Although the federal Fair Labor Standards Act (FLSA) already protects nursing mothers from employment discrimination and retaliation while requiring employers to provide them with reasonable break time and a private space to express breast milk, Nevada has taken things a step further. The state just enacted a broad new nursing mothers law for all public and private employers, other than the Department of Corrections, certain small employers, and certain licensed contractors.
Overview Of New Law
Under the new law, Nevada employers must provide nursing mothers with a child under one year of age with:
- Reasonable break time, with or without compensation, for the employee to express breast milk as needed; and
- A place, other than a bathroom, that is reasonably free from dirt or pollution, protected from the view of others, and free from intrusion by others.
The main difference from the FLSA is the addition of “reasonably free from dirt or pollution.” Under federal standards, the location provided must be functional as a space for expressing breast milk and without the health and sanitary concerns that a typical bathroom presents. It is currently unknown whether this added language imposes a stricter standard on Nevada employers. A few other states, such as Maine and New Mexico, use similar language, specifying that the room must be “clean.” Although there is bound to be disagreement over this subjective standard, you should use reasonable discretion when considering the state of the lactation space, ensuring that this location is regularly cleaned and maintained.
Under the FLSA, while employers do not need to provide compensated break time, they must do so if they already provide paid break time to other employees. The new Nevada law requires compensation for the break time if it is required under a collective bargaining agreement between a private employer and an employee organization.
A private employer who violates the new law is guilty of a misdemeanor, subject to a civil penalty of $5,000 per violation from the Labor Commissioner.
Similar to the FLSA, employers with fewer than 50 employees are not subject to these requirements if they would impose an undue hardship on the employer, considering the size, financial resources, nature, and structure of the business of the employer. The Nevada law provides two additional exemptions. First, the Department of Corrections is exempt from these requirements. Second, employers who qualify as contractors under NRS Chapter 624 are not subject to this law. In particular, contractors do not need to fulfill these requirements if the employee works at a construction job site located over three miles from the employer’s regular place of business.
If an employer determines that complying with this law will cause an undue hardship, considering the size, financial resources, nature, and structure of the business, the employer may meet with the employee to agree upon a reasonable alternative. If the parties cannot reach an agreement, the employer may require the employee to accept a reasonable alternative selected by the employer.

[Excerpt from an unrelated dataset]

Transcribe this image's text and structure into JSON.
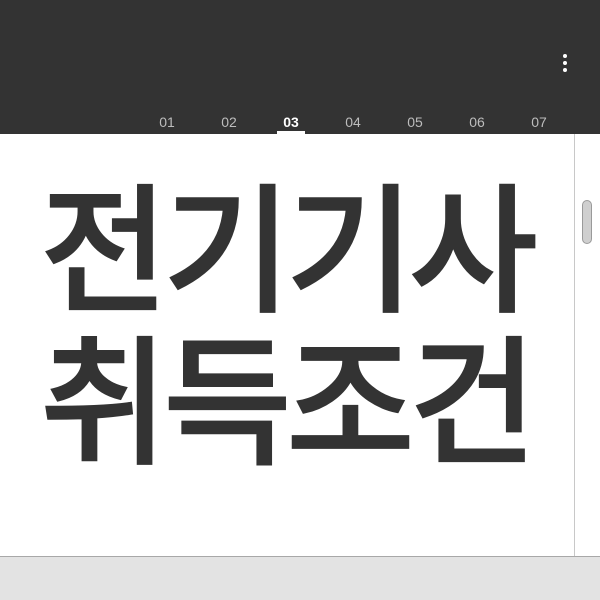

Although this is an option under the Nevada law, there is no equivalent found under the federal law, which means that employers who must adhere to the FLSA cannot rely on this option to minimize their duty to employees. Thus, an employer who complies with the Nevada law by requiring the employee to accept a reasonable alternative may still be in violation of the FLSA if it is ultimately determined that the employer’s alternative is not “reasonable” enough.
This option applies to both private and public employers in Nevada. However, for public employers, there is an additional provision that allows a public employee to appeal the employer’s decision, as detailed below.
Complaint Process for Public Employees
Public employees in Nevada can file a complaint against a public employer for violations of the law, including a public employer’s decision to provide a reasonable alternative. Under this law, the Local Government Employee-Management Relations Board (EMRB) must create an expedited procedure to resolve the complaint. The EMRB will soon create and make available a form that an employee can use to file a complaint, and authorize the EMRB Commissioner to resolve the complaint without referring the matter to the EMRB if necessary. The agency can also establish an expedited timeline for issuing a decision, and take any other action necessary to ensure the complaint is reviewed in a timely manner.
This law took effect on July 1, 2017. Although the FLSA is already in place, you should review your policies and handbooks to ensure they comply with both federal and state standards for lactation breaks. In particular, you should consider how numerous factors will affect what constitutes a “reasonable” break time. The U.S. Department of Labor anticipates that the mere act of lactation takes 15 to 20 minutes, and encourages employers to keep an open line of communication with the employee to develop shared expectations.
You can minimize the amount of time your employees take for these breaks by controlling such factors as: the location of the lactation space; the time it takes for an employee to walk to and from the lactation space; the wait, if any, an employee experiences before using the lactation space; providing a pump for the employee; and providing other amenities, such as a refrigerator, sink, or running water.
Another important aspect to consider is whether there is a medical condition hindering an employee’s normal lactation process. If so, employers should be aware that other laws, such as the Americans with Disabilities Act (ADA), might also apply.